Start of Supplied data

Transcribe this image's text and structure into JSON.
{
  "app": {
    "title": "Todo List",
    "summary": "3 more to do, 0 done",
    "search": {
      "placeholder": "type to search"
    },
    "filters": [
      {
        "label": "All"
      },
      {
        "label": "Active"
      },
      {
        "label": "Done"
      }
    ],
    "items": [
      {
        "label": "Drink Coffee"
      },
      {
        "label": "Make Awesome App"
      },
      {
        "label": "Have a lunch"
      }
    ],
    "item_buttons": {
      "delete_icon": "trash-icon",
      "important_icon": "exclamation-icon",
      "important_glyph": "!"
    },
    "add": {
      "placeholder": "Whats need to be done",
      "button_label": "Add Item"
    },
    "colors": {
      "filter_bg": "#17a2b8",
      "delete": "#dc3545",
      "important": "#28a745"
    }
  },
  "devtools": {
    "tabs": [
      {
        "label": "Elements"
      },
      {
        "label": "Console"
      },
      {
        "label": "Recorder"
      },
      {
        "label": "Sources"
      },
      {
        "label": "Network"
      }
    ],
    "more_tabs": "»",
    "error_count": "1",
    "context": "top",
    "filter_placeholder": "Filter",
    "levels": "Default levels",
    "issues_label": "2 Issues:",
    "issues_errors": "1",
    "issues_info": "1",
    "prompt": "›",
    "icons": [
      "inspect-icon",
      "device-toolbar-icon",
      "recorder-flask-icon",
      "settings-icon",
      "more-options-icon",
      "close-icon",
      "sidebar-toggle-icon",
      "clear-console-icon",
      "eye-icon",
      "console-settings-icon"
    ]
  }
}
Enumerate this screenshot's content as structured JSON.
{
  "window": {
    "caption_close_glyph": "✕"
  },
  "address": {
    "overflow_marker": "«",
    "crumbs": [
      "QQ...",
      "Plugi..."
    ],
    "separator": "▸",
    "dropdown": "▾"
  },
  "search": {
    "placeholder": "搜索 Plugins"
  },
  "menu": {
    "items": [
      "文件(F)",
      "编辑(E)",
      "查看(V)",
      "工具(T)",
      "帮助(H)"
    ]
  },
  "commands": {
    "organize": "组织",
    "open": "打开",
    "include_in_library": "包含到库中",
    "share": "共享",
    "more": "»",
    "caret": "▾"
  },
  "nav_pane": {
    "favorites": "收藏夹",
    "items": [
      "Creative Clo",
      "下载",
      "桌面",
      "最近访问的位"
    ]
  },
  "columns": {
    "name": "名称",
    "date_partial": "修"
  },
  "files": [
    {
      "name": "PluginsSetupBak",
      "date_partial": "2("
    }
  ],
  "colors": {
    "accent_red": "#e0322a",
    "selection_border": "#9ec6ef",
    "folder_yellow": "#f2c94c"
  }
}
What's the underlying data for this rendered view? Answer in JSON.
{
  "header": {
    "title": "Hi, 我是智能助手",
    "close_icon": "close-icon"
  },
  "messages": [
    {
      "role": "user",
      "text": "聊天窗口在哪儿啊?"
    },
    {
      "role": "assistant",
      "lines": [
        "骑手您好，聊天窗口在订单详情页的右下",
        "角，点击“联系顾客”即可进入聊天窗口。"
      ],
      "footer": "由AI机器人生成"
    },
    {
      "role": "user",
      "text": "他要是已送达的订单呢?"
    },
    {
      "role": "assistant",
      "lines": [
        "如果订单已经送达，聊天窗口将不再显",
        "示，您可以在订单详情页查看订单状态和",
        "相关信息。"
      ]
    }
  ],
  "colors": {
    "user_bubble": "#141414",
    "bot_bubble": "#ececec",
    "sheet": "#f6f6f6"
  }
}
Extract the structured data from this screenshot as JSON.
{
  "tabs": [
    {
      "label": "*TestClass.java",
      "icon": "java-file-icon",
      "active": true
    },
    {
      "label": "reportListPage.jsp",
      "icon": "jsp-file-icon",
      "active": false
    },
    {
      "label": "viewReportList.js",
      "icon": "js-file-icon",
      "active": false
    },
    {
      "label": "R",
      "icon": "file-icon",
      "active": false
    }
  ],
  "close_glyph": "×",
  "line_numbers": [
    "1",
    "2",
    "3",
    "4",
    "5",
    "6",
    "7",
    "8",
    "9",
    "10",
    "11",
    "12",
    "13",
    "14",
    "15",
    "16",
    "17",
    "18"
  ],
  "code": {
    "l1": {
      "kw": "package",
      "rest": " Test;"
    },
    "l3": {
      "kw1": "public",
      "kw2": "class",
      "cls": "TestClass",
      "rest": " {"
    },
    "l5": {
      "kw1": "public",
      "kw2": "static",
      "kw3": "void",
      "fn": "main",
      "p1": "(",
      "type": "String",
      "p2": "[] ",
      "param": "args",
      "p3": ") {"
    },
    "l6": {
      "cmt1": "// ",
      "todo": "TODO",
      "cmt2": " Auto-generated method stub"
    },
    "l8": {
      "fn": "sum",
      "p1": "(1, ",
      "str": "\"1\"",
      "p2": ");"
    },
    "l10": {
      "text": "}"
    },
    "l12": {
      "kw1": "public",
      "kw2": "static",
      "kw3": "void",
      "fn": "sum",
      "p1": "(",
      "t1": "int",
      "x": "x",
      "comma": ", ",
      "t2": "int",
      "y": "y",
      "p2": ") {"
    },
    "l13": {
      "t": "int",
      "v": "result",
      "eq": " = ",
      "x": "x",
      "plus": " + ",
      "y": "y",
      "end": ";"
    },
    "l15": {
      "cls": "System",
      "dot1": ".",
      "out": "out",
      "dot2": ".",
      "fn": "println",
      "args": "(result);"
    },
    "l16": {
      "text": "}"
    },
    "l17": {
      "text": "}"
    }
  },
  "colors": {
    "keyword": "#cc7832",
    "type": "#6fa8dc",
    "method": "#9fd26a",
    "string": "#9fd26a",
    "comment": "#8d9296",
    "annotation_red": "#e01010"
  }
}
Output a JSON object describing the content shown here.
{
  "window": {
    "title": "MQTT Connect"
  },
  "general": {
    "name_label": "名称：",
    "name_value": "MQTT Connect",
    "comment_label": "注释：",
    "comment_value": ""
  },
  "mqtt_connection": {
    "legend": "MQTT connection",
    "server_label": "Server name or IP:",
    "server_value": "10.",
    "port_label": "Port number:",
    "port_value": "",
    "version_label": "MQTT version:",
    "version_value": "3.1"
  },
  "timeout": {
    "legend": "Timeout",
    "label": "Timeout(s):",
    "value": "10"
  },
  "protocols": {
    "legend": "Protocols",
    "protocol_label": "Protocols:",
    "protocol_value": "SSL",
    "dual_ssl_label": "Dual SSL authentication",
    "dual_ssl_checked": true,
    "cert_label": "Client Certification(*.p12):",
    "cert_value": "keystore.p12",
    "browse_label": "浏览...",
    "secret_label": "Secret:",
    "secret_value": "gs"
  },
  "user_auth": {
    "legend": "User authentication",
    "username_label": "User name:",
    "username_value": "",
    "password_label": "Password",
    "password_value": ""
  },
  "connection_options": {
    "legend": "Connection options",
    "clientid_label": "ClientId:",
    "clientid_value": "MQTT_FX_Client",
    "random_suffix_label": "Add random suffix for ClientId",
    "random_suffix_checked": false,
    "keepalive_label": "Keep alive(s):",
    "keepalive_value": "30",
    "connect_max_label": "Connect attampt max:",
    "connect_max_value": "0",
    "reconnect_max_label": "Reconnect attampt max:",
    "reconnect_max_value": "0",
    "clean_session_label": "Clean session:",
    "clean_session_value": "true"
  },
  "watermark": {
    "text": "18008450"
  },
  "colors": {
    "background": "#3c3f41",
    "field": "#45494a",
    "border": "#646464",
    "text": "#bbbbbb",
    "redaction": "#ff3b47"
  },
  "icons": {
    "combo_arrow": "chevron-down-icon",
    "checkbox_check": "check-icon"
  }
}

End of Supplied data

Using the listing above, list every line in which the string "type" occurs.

**Written answer:**
      "placeholder": "type to search"
      "type": "String",
    "type": "#6fa8dc",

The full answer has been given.